Last month Belgian MEP Pascal Arimont, the EU Parliament’s negotiator on the package, said: “The European Parliament has kept its promise.

“We wanted a quick European response and swift assistance to regions and businesses suffering from the negative effects of Brexit.”

Blog: Spain using EU vileness over Brexit to unwisely bash Britain – FREDERICK FORSYTH – Daily Express

The latest ploy is to use the EU and its ongoing vengefulness over Brexit to decree that Spain should take over all border controls. So time for us once again to roll out the actual text of the Treaty of Utrecht of 1715, which conceded the Rock to us in perpetuity.

At the time it had one inhabitant, a lone Spanish fisherman who left. Ever since, whenever Spain has had an internal problem like Catalan’s lust for independence, up pops Gibraltar as a diversionary tactic.

For the record, Gibraltarians are not even Spanish or Spain-descended. Their ancestors came from all over the Mediterranean.

They are fiercely loyal to old Blighty and the Rock prospers to the point that 30,000 Spaniards come in every morning to work there and much appreciate the salaries. So the constant complaining comes only from Madrid.

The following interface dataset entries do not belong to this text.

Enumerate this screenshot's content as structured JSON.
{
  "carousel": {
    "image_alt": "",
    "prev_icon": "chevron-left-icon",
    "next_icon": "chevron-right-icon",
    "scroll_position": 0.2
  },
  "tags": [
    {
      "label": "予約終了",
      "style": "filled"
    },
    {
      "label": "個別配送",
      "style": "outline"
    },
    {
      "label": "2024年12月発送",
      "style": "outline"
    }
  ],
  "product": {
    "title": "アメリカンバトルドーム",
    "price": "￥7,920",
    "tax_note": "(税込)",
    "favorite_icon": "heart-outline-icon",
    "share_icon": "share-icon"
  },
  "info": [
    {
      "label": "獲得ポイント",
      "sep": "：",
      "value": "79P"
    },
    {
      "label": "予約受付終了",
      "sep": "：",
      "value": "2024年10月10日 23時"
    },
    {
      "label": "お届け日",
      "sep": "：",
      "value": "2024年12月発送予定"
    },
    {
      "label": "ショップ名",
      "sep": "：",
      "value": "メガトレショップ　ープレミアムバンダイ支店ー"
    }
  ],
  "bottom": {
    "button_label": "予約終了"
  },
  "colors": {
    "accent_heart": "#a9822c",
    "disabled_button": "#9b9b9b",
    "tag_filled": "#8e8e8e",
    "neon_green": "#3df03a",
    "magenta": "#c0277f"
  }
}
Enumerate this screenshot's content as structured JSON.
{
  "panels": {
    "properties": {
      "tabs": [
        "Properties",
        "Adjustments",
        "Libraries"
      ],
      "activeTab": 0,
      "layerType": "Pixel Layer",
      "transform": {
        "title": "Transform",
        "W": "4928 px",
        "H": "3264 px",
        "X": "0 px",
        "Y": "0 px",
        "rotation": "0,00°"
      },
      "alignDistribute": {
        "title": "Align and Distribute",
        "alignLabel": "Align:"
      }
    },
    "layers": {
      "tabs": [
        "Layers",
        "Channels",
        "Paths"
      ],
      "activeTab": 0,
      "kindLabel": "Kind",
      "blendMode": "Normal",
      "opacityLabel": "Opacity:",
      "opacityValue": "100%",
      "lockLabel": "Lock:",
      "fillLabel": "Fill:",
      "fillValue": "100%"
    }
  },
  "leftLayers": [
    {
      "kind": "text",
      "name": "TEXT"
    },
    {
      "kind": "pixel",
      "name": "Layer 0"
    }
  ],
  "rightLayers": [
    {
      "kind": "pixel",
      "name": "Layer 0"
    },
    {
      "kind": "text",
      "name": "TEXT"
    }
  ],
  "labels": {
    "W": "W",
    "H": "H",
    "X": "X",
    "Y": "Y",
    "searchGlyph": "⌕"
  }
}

If we are going to start rewriting solemn old treaties, we could respond by encouraging Morocco to claim back the two Spanish enclaves on her coast, Ceuta and Melilla, for whose Spanish ownership there is far less justification.

One might hope that the EU would have got over Brexit by now but the bad temper – as the nightmare of rules wrecking peaceful trade with Northern Ireland shows – just goes on and on. Would a large banner with the words, in Spanish, “For Pete’s sake grow up” help in any way? Alas, almost certainly not.